Returning to the gloves in question. I have made at least five pairs of gloves using this particular pattern. It’s not like I don’t know what I’m doing. But the current pair are seemingly determined to go wrong at every opportunity. I drop stitches, get bits of the pattern wrong – and now, just as I have almost finished, I have run out of beads. So, instead of finishing tonight, I’m going to have to troll down to Covent Garden and Beadworks tomorrow to get some more beads. And that is going to be difficult – there are so many lovely shiny things at Beadworks and in Covent Garden in general, so it is always tricky getting in and out without serious damage to my bank account.

One and a half fingerless gloves

One and a half fingerless gloves

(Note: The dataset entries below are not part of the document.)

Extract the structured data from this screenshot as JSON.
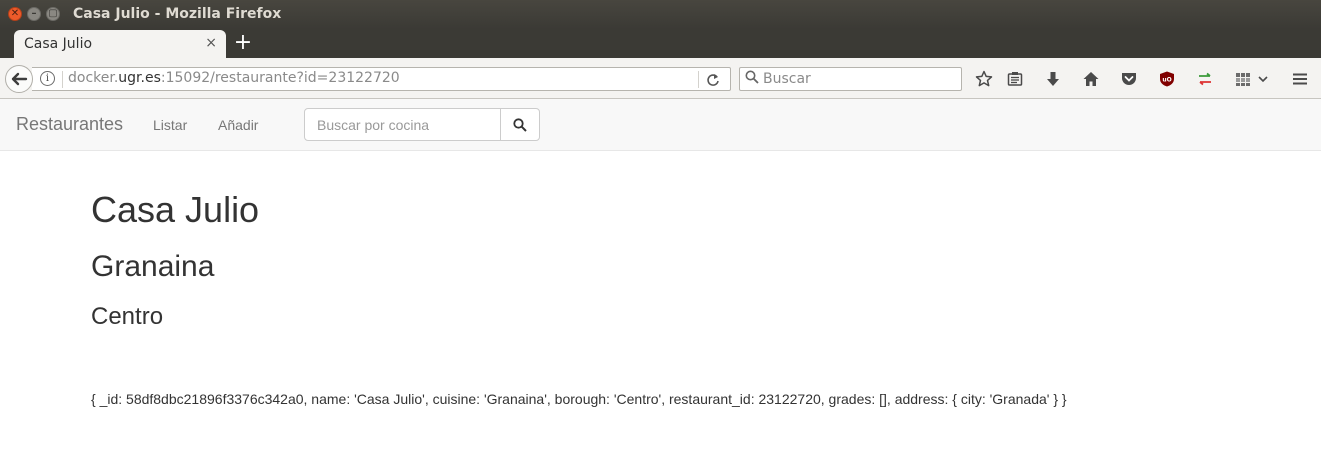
{
  "window": {
    "title": "Casa Julio - Mozilla Firefox"
  },
  "tab": {
    "label": "Casa Julio",
    "close": "×",
    "new_tab": "+"
  },
  "url": {
    "prefix": "docker.",
    "domain": "ugr.es",
    "suffix": ":15092/restaurante?id=23122720"
  },
  "browser_search": {
    "placeholder": "Buscar"
  },
  "toolbar_icons": [
    "bookmark-star-icon",
    "reading-list-icon",
    "download-icon",
    "home-icon",
    "pocket-icon",
    "ublock-icon",
    "sync-arrows-icon",
    "extensions-icon",
    "menu-icon"
  ],
  "site_nav": {
    "brand": "Restaurantes",
    "links": [
      "Listar",
      "Añadir"
    ],
    "search_placeholder": "Buscar por cocina"
  },
  "restaurant": {
    "name": "Casa Julio",
    "cuisine": "Granaina",
    "borough": "Centro",
    "raw": "{ _id: 58df8dbc21896f3376c342a0, name: 'Casa Julio', cuisine: 'Granaina', borough: 'Centro', restaurant_id: 23122720, grades: [], address: { city: 'Granada' } }"
  },
  "colors": {
    "titlebar": "#3b3a35",
    "close_button": "#ed5a2a",
    "nav_bg": "#f8f8f8"
  }
}
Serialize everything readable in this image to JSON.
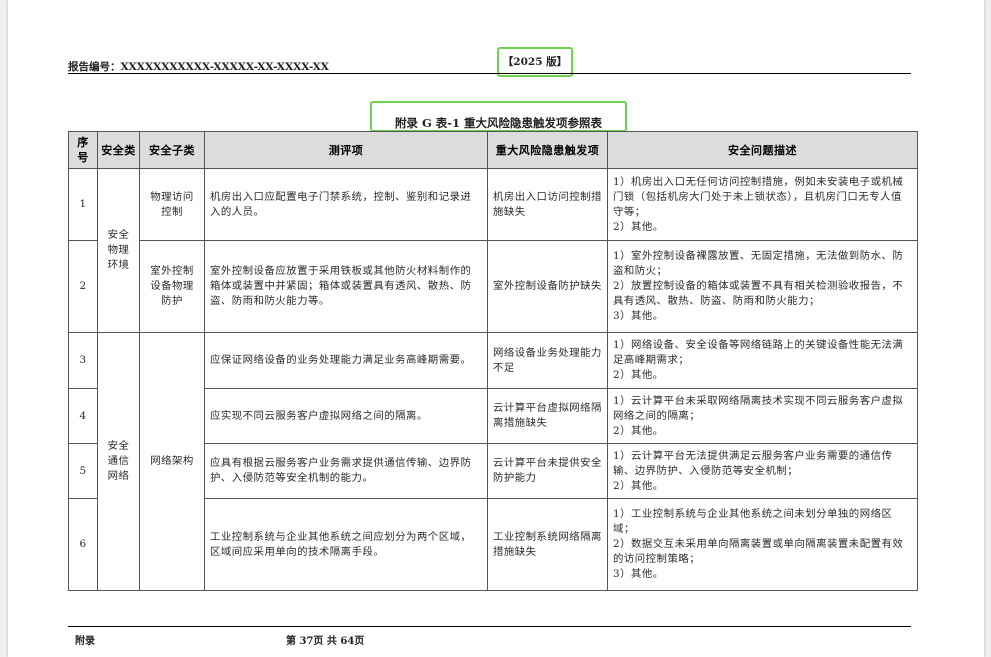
{
  "header": {
    "report_no": "报告编号：XXXXXXXXXXX-XXXXX-XX-XXXX-XX",
    "version": "【2025 版】"
  },
  "table_title": "附录 G  表-1  重大风险隐患触发项参照表",
  "columns": [
    "序号",
    "安全类",
    "安全子类",
    "测评项",
    "重大风险隐患触发项",
    "安全问题描述"
  ],
  "groups": {
    "env": "安全物理环境",
    "net": "安全通信网络"
  },
  "subclasses": {
    "s1": "物理访问控制",
    "s2": "室外控制设备物理防护",
    "s3": "网络架构"
  },
  "rows": [
    {
      "no": "1",
      "item": "机房出入口应配置电子门禁系统，控制、鉴别和记录进入的人员。",
      "trigger": "机房出入口访问控制措施缺失",
      "desc": [
        "1）机房出入口无任何访问控制措施，例如未安装电子或机械门锁（包括机房大门处于未上锁状态），且机房门口无专人值守等；",
        "2）其他。"
      ]
    },
    {
      "no": "2",
      "item": "室外控制设备应放置于采用铁板或其他防火材料制作的箱体或装置中并紧固；箱体或装置具有透风、散热、防盗、防雨和防火能力等。",
      "trigger": "室外控制设备防护缺失",
      "desc": [
        "1）室外控制设备裸露放置、无固定措施，无法做到防水、防盗和防火；",
        "2）放置控制设备的箱体或装置不具有相关检测验收报告，不具有透风、散热、防盗、防雨和防火能力；",
        "3）其他。"
      ]
    },
    {
      "no": "3",
      "item": "应保证网络设备的业务处理能力满足业务高峰期需要。",
      "trigger": "网络设备业务处理能力不足",
      "desc": [
        "1）网络设备、安全设备等网络链路上的关键设备性能无法满足高峰期需求；",
        "2）其他。"
      ]
    },
    {
      "no": "4",
      "item": "应实现不同云服务客户虚拟网络之间的隔离。",
      "trigger": "云计算平台虚拟网络隔离措施缺失",
      "desc": [
        "1）云计算平台未采取网络隔离技术实现不同云服务客户虚拟网络之间的隔离；",
        "2）其他。"
      ]
    },
    {
      "no": "5",
      "item": "应具有根据云服务客户业务需求提供通信传输、边界防护、入侵防范等安全机制的能力。",
      "trigger": "云计算平台未提供安全防护能力",
      "desc": [
        "1）云计算平台无法提供满足云服务客户业务需要的通信传输、边界防护、入侵防范等安全机制；",
        "2）其他。"
      ]
    },
    {
      "no": "6",
      "item": "工业控制系统与企业其他系统之间应划分为两个区域，区域间应采用单向的技术隔离手段。",
      "trigger": "工业控制系统网络隔离措施缺失",
      "desc": [
        "1）工业控制系统与企业其他系统之间未划分单独的网络区域；",
        "2）数据交互未采用单向隔离装置或单向隔离装置未配置有效的访问控制策略；",
        "3）其他。"
      ]
    }
  ],
  "footer": {
    "left": "附录",
    "page": "第 37页  共 64页"
  }
}
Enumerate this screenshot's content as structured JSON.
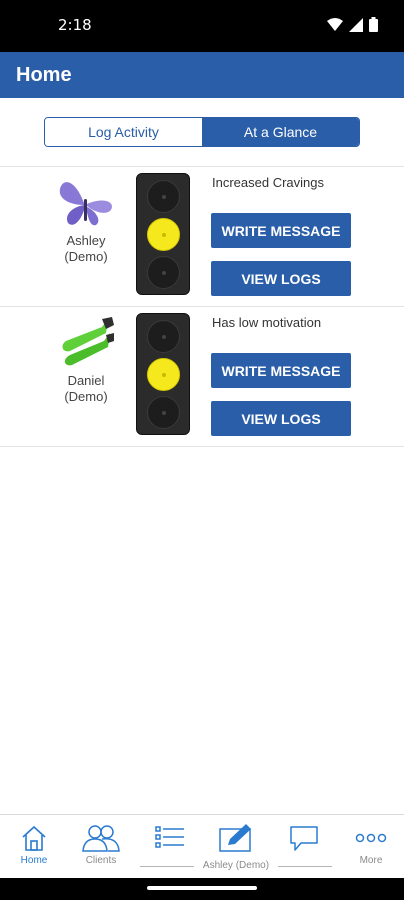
{
  "status_bar": {
    "time": "2:18"
  },
  "app_bar": {
    "title": "Home"
  },
  "segmented": {
    "options": [
      "Log Activity",
      "At a Glance"
    ],
    "selected": "At a Glance"
  },
  "clients": [
    {
      "name": "Ashley\n(Demo)",
      "avatar": "butterfly-icon",
      "light_level": "yellow",
      "status": "Increased Cravings",
      "write_label": "WRITE MESSAGE",
      "view_label": "VIEW LOGS"
    },
    {
      "name": "Daniel\n(Demo)",
      "avatar": "swim-fins-icon",
      "light_level": "yellow",
      "status": "Has low motivation",
      "write_label": "WRITE MESSAGE",
      "view_label": "VIEW LOGS"
    }
  ],
  "bottom_nav": {
    "home": "Home",
    "clients": "Clients",
    "group_label": "Ashley (Demo)",
    "more": "More",
    "active": "Home"
  },
  "colors": {
    "primary": "#2a5ea8",
    "traffic_yellow": "#f5e81c",
    "nav_active": "#2a7bd0"
  }
}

There are some items which just fight against their own existence. I have a cotton dolman sleeve jumper which is almost finished – and has been for about 30 years. It’s not that I don’t like it or intend to finish it one day. It’s just that whenever I do summon up the courage to take up the challenge once again the bloody thing goes wrong – AGAIN (and again, and again).

What’s a knitter to do??? Especially when there are so many other projects screaming for attention, all of which promise to be good and knit up without fuss or drama?